Arlington County's voters have opted for a new majority on the county board, a Democratic majority with a clear sense of priorities: careful, controlled development, open government, good schools and services, and fiscal responsibility.

Development along the Metro corridor is a fact of life in Arlington. It is very much needed to revitalize our older business areas along Wilson Boulevard and to strengthen our tax base. But this development will be a mixed blessing unless it is carefully shaped to meet our needs.

We want development that will improve the quality of life in Arlington, respect our neighborhoods and preserve the residential character of our community. We want development that will provide apartments and thriving retail shops and restaurants and convenient services for Arlingtonians -- not just offices for commuters. We cannot afford to have more Rosslyns marching out Wilson Boulevard.

Because the Metro stations are so close to established, single-family-home neighborhoods, it is highly important for new development to be compatible with the neighborhoods. The height and density of new development must be restrained so that adjacent residential areas are not overwhelmed with traffic and congestion.

With careful planning, and firm adherence to sector plans, Arlington can benefit from new development and still retain its essential residential character.

How local government conducts its business is of more than passing concern to Arlingtonians -- civic-minded people who comment, participate and volunteer to a degree unmatched by many communities. There's a healthy concern here for the process by which decisions are made. Our majority on the county board will restore the tradition of open government in Arlington -- with a careful and thoughtful process for the selection of school board members, with attention to planning and policy direction, with long-range goals and with meaningful citizen involvement in the decision-making process.

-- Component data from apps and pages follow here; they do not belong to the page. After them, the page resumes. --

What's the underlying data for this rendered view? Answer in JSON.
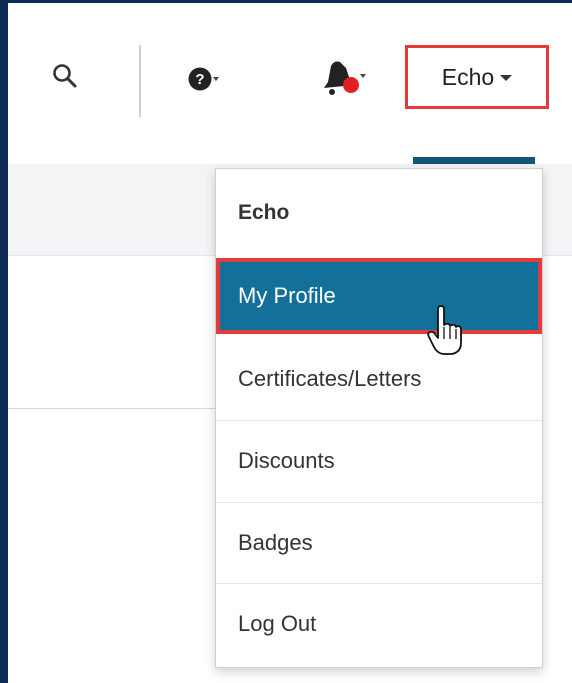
{
  "topbar": {
    "icons": {
      "search": "search-icon",
      "help": "help-icon",
      "notifications": "bell-icon"
    },
    "user_button": {
      "label": "Echo",
      "highlight_color": "#e33b3b"
    }
  },
  "dropdown": {
    "header": "Echo",
    "items": [
      {
        "label": "My Profile",
        "active": true
      },
      {
        "label": "Certificates/Letters",
        "active": false
      },
      {
        "label": "Discounts",
        "active": false
      },
      {
        "label": "Badges",
        "active": false
      },
      {
        "label": "Log Out",
        "active": false
      }
    ],
    "active_color": "#12709a"
  },
  "colors": {
    "frame_border": "#0d2b57",
    "active_tab_indicator": "#115577",
    "notification_dot": "#e02020"
  }
}
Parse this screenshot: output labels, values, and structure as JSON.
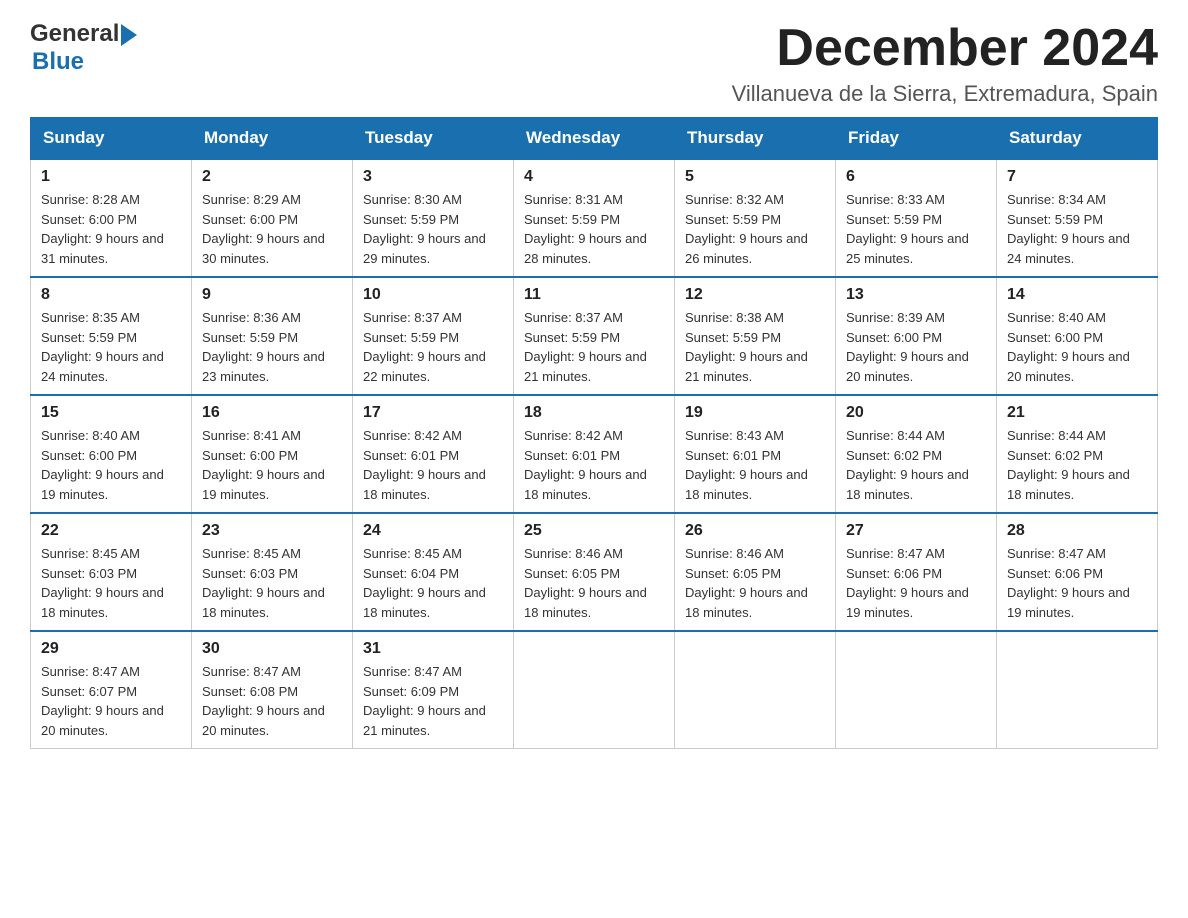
{
  "header": {
    "logo_general": "General",
    "logo_blue": "Blue",
    "month_title": "December 2024",
    "location": "Villanueva de la Sierra, Extremadura, Spain"
  },
  "weekdays": [
    "Sunday",
    "Monday",
    "Tuesday",
    "Wednesday",
    "Thursday",
    "Friday",
    "Saturday"
  ],
  "weeks": [
    [
      {
        "day": "1",
        "sunrise": "8:28 AM",
        "sunset": "6:00 PM",
        "daylight": "9 hours and 31 minutes."
      },
      {
        "day": "2",
        "sunrise": "8:29 AM",
        "sunset": "6:00 PM",
        "daylight": "9 hours and 30 minutes."
      },
      {
        "day": "3",
        "sunrise": "8:30 AM",
        "sunset": "5:59 PM",
        "daylight": "9 hours and 29 minutes."
      },
      {
        "day": "4",
        "sunrise": "8:31 AM",
        "sunset": "5:59 PM",
        "daylight": "9 hours and 28 minutes."
      },
      {
        "day": "5",
        "sunrise": "8:32 AM",
        "sunset": "5:59 PM",
        "daylight": "9 hours and 26 minutes."
      },
      {
        "day": "6",
        "sunrise": "8:33 AM",
        "sunset": "5:59 PM",
        "daylight": "9 hours and 25 minutes."
      },
      {
        "day": "7",
        "sunrise": "8:34 AM",
        "sunset": "5:59 PM",
        "daylight": "9 hours and 24 minutes."
      }
    ],
    [
      {
        "day": "8",
        "sunrise": "8:35 AM",
        "sunset": "5:59 PM",
        "daylight": "9 hours and 24 minutes."
      },
      {
        "day": "9",
        "sunrise": "8:36 AM",
        "sunset": "5:59 PM",
        "daylight": "9 hours and 23 minutes."
      },
      {
        "day": "10",
        "sunrise": "8:37 AM",
        "sunset": "5:59 PM",
        "daylight": "9 hours and 22 minutes."
      },
      {
        "day": "11",
        "sunrise": "8:37 AM",
        "sunset": "5:59 PM",
        "daylight": "9 hours and 21 minutes."
      },
      {
        "day": "12",
        "sunrise": "8:38 AM",
        "sunset": "5:59 PM",
        "daylight": "9 hours and 21 minutes."
      },
      {
        "day": "13",
        "sunrise": "8:39 AM",
        "sunset": "6:00 PM",
        "daylight": "9 hours and 20 minutes."
      },
      {
        "day": "14",
        "sunrise": "8:40 AM",
        "sunset": "6:00 PM",
        "daylight": "9 hours and 20 minutes."
      }
    ],
    [
      {
        "day": "15",
        "sunrise": "8:40 AM",
        "sunset": "6:00 PM",
        "daylight": "9 hours and 19 minutes."
      },
      {
        "day": "16",
        "sunrise": "8:41 AM",
        "sunset": "6:00 PM",
        "daylight": "9 hours and 19 minutes."
      },
      {
        "day": "17",
        "sunrise": "8:42 AM",
        "sunset": "6:01 PM",
        "daylight": "9 hours and 18 minutes."
      },
      {
        "day": "18",
        "sunrise": "8:42 AM",
        "sunset": "6:01 PM",
        "daylight": "9 hours and 18 minutes."
      },
      {
        "day": "19",
        "sunrise": "8:43 AM",
        "sunset": "6:01 PM",
        "daylight": "9 hours and 18 minutes."
      },
      {
        "day": "20",
        "sunrise": "8:44 AM",
        "sunset": "6:02 PM",
        "daylight": "9 hours and 18 minutes."
      },
      {
        "day": "21",
        "sunrise": "8:44 AM",
        "sunset": "6:02 PM",
        "daylight": "9 hours and 18 minutes."
      }
    ],
    [
      {
        "day": "22",
        "sunrise": "8:45 AM",
        "sunset": "6:03 PM",
        "daylight": "9 hours and 18 minutes."
      },
      {
        "day": "23",
        "sunrise": "8:45 AM",
        "sunset": "6:03 PM",
        "daylight": "9 hours and 18 minutes."
      },
      {
        "day": "24",
        "sunrise": "8:45 AM",
        "sunset": "6:04 PM",
        "daylight": "9 hours and 18 minutes."
      },
      {
        "day": "25",
        "sunrise": "8:46 AM",
        "sunset": "6:05 PM",
        "daylight": "9 hours and 18 minutes."
      },
      {
        "day": "26",
        "sunrise": "8:46 AM",
        "sunset": "6:05 PM",
        "daylight": "9 hours and 18 minutes."
      },
      {
        "day": "27",
        "sunrise": "8:47 AM",
        "sunset": "6:06 PM",
        "daylight": "9 hours and 19 minutes."
      },
      {
        "day": "28",
        "sunrise": "8:47 AM",
        "sunset": "6:06 PM",
        "daylight": "9 hours and 19 minutes."
      }
    ],
    [
      {
        "day": "29",
        "sunrise": "8:47 AM",
        "sunset": "6:07 PM",
        "daylight": "9 hours and 20 minutes."
      },
      {
        "day": "30",
        "sunrise": "8:47 AM",
        "sunset": "6:08 PM",
        "daylight": "9 hours and 20 minutes."
      },
      {
        "day": "31",
        "sunrise": "8:47 AM",
        "sunset": "6:09 PM",
        "daylight": "9 hours and 21 minutes."
      },
      null,
      null,
      null,
      null
    ]
  ]
}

Arlingtonians have reaffirmed, in this election, their commitment to maintaining excellent schools and the other services -- libraries, parks, recreation programs -- which make Arlington a desirable place to live.

Our changing population is verified by the data from the 1980 census. Arlington's population is now 83 percent white, 9 percent black and 8 percent "other," primarily Asian. Forty percent of the households in Arlington are one-person households, and another 34 percent are two-person households. The only two age groups that increased in number during the last decade are those over 65 and those between 25 and 34.

Now Arlington -- and the county board -- must look at the services we offer in light of our changing population. We need to examine services for the elderly that will enable them to remain in their homes. We must provide adult education and recreation opportunities desired by young singles and encourage more day-care programs for the children of working parents.

We hope the increasing population of young couples will stay in Arlington when they have children, perhaps in slightly smaller houses than they could have elsewhere, not only because of the superb location but because of the kind of community it is. I have proposed that Arlington make a special effort to attract and retain families, for the stability and balance they would bring and because there is much that we can offer them.

Finally, the new majority is pledged to maintain a strong sense of fiscal responsibility. For the last decade, whether Republicans or Democrats have been in charge on the county board, Arlington has had the lowest total tax burden in the Washington metropolitan area. This is an excellent record, one we will strive to continue.

During the last four years, when the Republicans were in the majority on the county board, the cost of county government increased 10 percent each year, slightly higher than the 9 percent increase of the previous four years. Only increases in revenues from the state, from the sales tax on gasoline for Metro, from new development and higher assessments, made possible a reduction in the real property tax rate.

Now that the housing market is so depressed and federal and state cuts are affecting localities, it will not be as easy to maintain services and still reduce the property tax rate. Next spring, the county board will face one of the most difficult budget sessions in years.

We will be searching for every possible efficiency and economy in offering county services. The new county manager has been instructed to bring in a budget based on the current tax rate, and the county board will examine the impact on county programs. At this early date, we cannot rule out a change in the tax rate nor are we sure that a change will be needed.

Will Arlington have the same tax rate next year? It's too soon to say. Will Arlington have one of the lowest in the metropolitan area? Absolutely. Will Arlington retain good schools and services? Yes.